● **Extracted data entries**:

════════

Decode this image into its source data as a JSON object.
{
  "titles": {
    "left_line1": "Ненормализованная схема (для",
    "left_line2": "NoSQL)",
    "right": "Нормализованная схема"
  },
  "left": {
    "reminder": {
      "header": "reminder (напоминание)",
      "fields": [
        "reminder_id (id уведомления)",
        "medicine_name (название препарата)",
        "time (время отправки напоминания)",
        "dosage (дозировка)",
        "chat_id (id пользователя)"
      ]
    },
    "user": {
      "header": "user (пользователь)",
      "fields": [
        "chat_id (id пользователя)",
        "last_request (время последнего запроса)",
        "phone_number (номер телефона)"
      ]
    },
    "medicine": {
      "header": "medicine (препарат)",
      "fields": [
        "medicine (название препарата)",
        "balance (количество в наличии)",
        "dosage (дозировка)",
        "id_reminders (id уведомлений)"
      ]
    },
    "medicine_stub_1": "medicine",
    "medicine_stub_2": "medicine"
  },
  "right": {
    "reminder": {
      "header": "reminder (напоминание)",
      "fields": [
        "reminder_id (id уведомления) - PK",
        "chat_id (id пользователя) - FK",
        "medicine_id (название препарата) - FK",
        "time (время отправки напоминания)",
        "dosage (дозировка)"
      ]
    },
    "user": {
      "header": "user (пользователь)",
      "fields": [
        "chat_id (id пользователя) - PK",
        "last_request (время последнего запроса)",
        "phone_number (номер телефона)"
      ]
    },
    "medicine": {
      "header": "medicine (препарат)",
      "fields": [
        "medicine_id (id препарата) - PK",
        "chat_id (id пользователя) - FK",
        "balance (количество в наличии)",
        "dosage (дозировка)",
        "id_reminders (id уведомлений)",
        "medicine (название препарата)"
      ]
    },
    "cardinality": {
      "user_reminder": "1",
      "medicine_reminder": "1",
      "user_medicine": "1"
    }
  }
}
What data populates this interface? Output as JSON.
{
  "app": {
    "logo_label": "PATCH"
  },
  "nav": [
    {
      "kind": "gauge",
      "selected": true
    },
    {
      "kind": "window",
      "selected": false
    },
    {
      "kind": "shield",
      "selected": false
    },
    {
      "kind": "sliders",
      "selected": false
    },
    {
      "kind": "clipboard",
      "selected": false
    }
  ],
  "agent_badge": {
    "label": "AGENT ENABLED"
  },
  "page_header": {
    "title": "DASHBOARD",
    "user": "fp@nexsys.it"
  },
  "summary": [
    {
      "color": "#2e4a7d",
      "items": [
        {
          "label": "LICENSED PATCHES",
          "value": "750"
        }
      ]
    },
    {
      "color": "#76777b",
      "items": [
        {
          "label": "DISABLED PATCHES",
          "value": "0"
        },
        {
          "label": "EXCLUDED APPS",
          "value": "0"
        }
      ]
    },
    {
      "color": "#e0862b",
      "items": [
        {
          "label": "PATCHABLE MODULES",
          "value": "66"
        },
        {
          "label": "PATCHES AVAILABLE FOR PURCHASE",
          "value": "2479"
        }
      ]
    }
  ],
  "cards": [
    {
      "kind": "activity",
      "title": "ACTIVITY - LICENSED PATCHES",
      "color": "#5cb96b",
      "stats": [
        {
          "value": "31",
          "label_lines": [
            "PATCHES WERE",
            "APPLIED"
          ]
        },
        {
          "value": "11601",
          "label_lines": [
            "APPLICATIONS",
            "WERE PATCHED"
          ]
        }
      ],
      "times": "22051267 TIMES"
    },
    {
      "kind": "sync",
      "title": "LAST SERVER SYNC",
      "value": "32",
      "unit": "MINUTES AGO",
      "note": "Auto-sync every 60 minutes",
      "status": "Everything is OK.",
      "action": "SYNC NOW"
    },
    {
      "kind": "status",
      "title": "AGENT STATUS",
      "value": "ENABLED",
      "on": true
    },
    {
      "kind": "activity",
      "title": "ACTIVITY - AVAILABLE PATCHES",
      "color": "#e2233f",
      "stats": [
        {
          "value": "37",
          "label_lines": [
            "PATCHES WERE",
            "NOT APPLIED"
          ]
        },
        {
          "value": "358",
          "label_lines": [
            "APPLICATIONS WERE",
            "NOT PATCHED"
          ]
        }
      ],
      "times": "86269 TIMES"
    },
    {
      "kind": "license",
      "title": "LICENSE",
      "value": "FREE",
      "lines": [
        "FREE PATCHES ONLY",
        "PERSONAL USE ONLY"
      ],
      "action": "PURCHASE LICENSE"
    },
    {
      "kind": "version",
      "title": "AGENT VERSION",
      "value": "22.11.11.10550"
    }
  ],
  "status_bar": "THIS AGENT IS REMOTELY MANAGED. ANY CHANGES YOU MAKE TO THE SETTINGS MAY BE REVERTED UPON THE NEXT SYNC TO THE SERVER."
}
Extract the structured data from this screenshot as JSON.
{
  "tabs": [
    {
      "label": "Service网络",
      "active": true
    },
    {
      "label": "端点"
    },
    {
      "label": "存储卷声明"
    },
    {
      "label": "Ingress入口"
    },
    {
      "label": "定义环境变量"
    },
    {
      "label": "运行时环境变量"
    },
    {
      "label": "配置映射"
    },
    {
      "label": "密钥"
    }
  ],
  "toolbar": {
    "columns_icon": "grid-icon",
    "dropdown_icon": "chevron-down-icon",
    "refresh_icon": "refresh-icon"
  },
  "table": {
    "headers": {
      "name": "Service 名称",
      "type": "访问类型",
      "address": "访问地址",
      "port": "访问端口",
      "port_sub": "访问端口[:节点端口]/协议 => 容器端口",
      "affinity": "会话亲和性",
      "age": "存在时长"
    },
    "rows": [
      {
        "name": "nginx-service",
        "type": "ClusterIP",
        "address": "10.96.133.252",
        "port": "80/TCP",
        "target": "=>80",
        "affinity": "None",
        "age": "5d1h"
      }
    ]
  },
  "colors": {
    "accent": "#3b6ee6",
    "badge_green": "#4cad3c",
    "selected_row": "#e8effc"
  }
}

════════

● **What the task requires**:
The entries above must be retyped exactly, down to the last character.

● **Exercise output**:
Decode this image into its source data as a JSON object.
{
  "titles": {
    "left_line1": "Ненормализованная схема (для",
    "left_line2": "NoSQL)",
    "right": "Нормализованная схема"
  },
  "left": {
    "reminder": {
      "header": "reminder (напоминание)",
      "fields": [
        "reminder_id (id уведомления)",
        "medicine_name (название препарата)",
        "time (время отправки напоминания)",
        "dosage (дозировка)",
        "chat_id (id пользователя)"
      ]
    },
    "user": {
      "header": "user (пользователь)",
      "fields": [
        "chat_id (id пользователя)",
        "last_request (время последнего запроса)",
        "phone_number (номер телефона)"
      ]
    },
    "medicine": {
      "header": "medicine (препарат)",
      "fields": [
        "medicine (название препарата)",
        "balance (количество в наличии)",
        "dosage (дозировка)",
        "id_reminders (id уведомлений)"
      ]
    },
    "medicine_stub_1": "medicine",
    "medicine_stub_2": "medicine"
  },
  "right": {
    "reminder": {
      "header": "reminder (напоминание)",
      "fields": [
        "reminder_id (id уведомления) - PK",
        "chat_id (id пользователя) - FK",
        "medicine_id (название препарата) - FK",
        "time (время отправки напоминания)",
        "dosage (дозировка)"
      ]
    },
    "user": {
      "header": "user (пользователь)",
      "fields": [
        "chat_id (id пользователя) - PK",
        "last_request (время последнего запроса)",
        "phone_number (номер телефона)"
      ]
    },
    "medicine": {
      "header": "medicine (препарат)",
      "fields": [
        "medicine_id (id препарата) - PK",
        "chat_id (id пользователя) - FK",
        "balance (количество в наличии)",
        "dosage (дозировка)",
        "id_reminders (id уведомлений)",
        "medicine (название препарата)"
      ]
    },
    "cardinality": {
      "user_reminder": "1",
      "medicine_reminder": "1",
      "user_medicine": "1"
    }
  }
}
What data populates this interface? Output as JSON.
{
  "app": {
    "logo_label": "PATCH"
  },
  "nav": [
    {
      "kind": "gauge",
      "selected": true
    },
    {
      "kind": "window",
      "selected": false
    },
    {
      "kind": "shield",
      "selected": false
    },
    {
      "kind": "sliders",
      "selected": false
    },
    {
      "kind": "clipboard",
      "selected": false
    }
  ],
  "agent_badge": {
    "label": "AGENT ENABLED"
  },
  "page_header": {
    "title": "DASHBOARD",
    "user": "fp@nexsys.it"
  },
  "summary": [
    {
      "color": "#2e4a7d",
      "items": [
        {
          "label": "LICENSED PATCHES",
          "value": "750"
        }
      ]
    },
    {
      "color": "#76777b",
      "items": [
        {
          "label": "DISABLED PATCHES",
          "value": "0"
        },
        {
          "label": "EXCLUDED APPS",
          "value": "0"
        }
      ]
    },
    {
      "color": "#e0862b",
      "items": [
        {
          "label": "PATCHABLE MODULES",
          "value": "66"
        },
        {
          "label": "PATCHES AVAILABLE FOR PURCHASE",
          "value": "2479"
        }
      ]
    }
  ],
  "cards": [
    {
      "kind": "activity",
      "title": "ACTIVITY - LICENSED PATCHES",
      "color": "#5cb96b",
      "stats": [
        {
          "value": "31",
          "label_lines": [
            "PATCHES WERE",
            "APPLIED"
          ]
        },
        {
          "value": "11601",
          "label_lines": [
            "APPLICATIONS",
            "WERE PATCHED"
          ]
        }
      ],
      "times": "22051267 TIMES"
    },
    {
      "kind": "sync",
      "title": "LAST SERVER SYNC",
      "value": "32",
      "unit": "MINUTES AGO",
      "note": "Auto-sync every 60 minutes",
      "status": "Everything is OK.",
      "action": "SYNC NOW"
    },
    {
      "kind": "status",
      "title": "AGENT STATUS",
      "value": "ENABLED",
      "on": true
    },
    {
      "kind": "activity",
      "title": "ACTIVITY - AVAILABLE PATCHES",
      "color": "#e2233f",
      "stats": [
        {
          "value": "37",
          "label_lines": [
            "PATCHES WERE",
            "NOT APPLIED"
          ]
        },
        {
          "value": "358",
          "label_lines": [
            "APPLICATIONS WERE",
            "NOT PATCHED"
          ]
        }
      ],
      "times": "86269 TIMES"
    },
    {
      "kind": "license",
      "title": "LICENSE",
      "value": "FREE",
      "lines": [
        "FREE PATCHES ONLY",
        "PERSONAL USE ONLY"
      ],
      "action": "PURCHASE LICENSE"
    },
    {
      "kind": "version",
      "title": "AGENT VERSION",
      "value": "22.11.11.10550"
    }
  ],
  "status_bar": "THIS AGENT IS REMOTELY MANAGED. ANY CHANGES YOU MAKE TO THE SETTINGS MAY BE REVERTED UPON THE NEXT SYNC TO THE SERVER."
}
Extract the structured data from this screenshot as JSON.
{
  "tabs": [
    {
      "label": "Service网络",
      "active": true
    },
    {
      "label": "端点"
    },
    {
      "label": "存储卷声明"
    },
    {
      "label": "Ingress入口"
    },
    {
      "label": "定义环境变量"
    },
    {
      "label": "运行时环境变量"
    },
    {
      "label": "配置映射"
    },
    {
      "label": "密钥"
    }
  ],
  "toolbar": {
    "columns_icon": "grid-icon",
    "dropdown_icon": "chevron-down-icon",
    "refresh_icon": "refresh-icon"
  },
  "table": {
    "headers": {
      "name": "Service 名称",
      "type": "访问类型",
      "address": "访问地址",
      "port": "访问端口",
      "port_sub": "访问端口[:节点端口]/协议 => 容器端口",
      "affinity": "会话亲和性",
      "age": "存在时长"
    },
    "rows": [
      {
        "name": "nginx-service",
        "type": "ClusterIP",
        "address": "10.96.133.252",
        "port": "80/TCP",
        "target": "=>80",
        "affinity": "None",
        "age": "5d1h"
      }
    ]
  },
  "colors": {
    "accent": "#3b6ee6",
    "badge_green": "#4cad3c",
    "selected_row": "#e8effc"
  }
}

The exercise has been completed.